> [RECORDS TO PROCESS]
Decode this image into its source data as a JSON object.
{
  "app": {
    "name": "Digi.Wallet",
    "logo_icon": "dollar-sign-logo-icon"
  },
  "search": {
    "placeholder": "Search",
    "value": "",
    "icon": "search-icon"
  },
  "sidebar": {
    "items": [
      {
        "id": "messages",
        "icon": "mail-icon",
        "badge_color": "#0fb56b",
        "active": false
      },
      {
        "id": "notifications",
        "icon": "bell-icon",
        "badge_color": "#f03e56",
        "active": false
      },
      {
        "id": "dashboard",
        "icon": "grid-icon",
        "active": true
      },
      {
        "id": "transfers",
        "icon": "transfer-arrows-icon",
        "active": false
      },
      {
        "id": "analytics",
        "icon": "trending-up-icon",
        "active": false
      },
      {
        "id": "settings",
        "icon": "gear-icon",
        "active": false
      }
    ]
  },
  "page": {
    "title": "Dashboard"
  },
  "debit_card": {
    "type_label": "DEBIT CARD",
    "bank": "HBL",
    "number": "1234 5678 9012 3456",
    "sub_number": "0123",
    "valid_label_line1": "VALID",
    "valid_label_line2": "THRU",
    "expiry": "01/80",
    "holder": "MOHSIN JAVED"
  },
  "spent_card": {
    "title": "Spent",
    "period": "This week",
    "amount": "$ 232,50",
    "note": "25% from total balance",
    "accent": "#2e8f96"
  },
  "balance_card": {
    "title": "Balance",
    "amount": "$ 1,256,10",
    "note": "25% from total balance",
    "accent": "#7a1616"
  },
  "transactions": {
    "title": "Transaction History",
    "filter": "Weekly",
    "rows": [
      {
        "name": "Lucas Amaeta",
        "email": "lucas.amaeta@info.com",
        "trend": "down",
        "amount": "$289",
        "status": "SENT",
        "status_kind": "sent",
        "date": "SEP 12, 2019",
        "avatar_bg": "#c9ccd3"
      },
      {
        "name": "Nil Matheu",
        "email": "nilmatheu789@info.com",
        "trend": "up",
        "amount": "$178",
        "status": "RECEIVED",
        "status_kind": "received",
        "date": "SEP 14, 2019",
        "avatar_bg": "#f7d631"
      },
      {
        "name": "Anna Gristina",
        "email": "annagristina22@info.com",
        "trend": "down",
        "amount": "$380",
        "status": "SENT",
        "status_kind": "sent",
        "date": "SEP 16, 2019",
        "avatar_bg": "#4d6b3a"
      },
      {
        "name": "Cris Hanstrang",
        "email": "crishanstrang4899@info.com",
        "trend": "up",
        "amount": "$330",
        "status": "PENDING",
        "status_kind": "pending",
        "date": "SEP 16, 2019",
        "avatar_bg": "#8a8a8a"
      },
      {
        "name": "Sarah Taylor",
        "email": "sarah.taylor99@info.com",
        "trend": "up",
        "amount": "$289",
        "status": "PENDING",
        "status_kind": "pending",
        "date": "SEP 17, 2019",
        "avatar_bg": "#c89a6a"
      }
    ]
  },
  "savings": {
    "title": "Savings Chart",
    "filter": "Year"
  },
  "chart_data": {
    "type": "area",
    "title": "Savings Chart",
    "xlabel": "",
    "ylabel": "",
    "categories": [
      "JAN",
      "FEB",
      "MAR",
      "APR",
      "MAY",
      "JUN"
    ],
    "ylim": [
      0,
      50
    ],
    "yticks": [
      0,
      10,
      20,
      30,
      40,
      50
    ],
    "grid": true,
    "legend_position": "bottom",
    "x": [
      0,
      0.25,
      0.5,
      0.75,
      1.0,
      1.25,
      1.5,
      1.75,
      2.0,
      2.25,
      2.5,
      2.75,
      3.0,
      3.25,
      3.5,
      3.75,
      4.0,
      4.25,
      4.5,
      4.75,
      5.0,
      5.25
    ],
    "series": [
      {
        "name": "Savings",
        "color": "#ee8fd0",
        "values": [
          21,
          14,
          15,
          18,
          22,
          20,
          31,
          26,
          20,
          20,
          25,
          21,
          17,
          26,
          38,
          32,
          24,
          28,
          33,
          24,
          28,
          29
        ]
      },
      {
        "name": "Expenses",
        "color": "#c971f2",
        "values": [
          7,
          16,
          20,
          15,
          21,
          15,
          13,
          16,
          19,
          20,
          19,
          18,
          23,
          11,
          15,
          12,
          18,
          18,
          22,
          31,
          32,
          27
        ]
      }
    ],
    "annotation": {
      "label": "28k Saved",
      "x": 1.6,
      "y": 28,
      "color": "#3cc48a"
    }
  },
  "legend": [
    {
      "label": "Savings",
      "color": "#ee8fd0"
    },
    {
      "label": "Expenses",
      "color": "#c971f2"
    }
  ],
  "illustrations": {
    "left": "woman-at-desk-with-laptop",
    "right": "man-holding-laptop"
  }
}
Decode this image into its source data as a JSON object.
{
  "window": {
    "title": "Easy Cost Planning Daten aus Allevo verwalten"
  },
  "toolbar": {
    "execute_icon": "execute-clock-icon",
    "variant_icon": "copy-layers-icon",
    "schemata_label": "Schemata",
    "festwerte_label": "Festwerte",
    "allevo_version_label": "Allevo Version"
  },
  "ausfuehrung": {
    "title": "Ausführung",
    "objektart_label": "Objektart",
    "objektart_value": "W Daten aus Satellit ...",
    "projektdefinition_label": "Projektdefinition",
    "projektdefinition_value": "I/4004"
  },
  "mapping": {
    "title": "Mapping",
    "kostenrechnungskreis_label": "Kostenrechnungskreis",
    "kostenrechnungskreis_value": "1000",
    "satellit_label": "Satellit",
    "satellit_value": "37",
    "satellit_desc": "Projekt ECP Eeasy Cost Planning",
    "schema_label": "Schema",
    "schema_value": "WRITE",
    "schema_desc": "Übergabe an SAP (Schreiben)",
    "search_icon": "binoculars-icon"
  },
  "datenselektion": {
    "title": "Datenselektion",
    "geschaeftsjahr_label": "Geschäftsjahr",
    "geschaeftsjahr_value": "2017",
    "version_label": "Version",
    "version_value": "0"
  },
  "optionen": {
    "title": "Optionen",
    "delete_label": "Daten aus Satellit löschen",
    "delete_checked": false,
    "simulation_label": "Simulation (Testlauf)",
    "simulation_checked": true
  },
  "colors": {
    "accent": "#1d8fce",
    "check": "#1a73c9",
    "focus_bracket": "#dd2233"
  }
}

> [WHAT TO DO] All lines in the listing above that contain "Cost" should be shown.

> [SOLUTION FOR THIS PROBLEM]
    "title": "Easy Cost Planning Daten aus Allevo verwalten"
    "satellit_desc": "Projekt ECP Eeasy Cost Planning",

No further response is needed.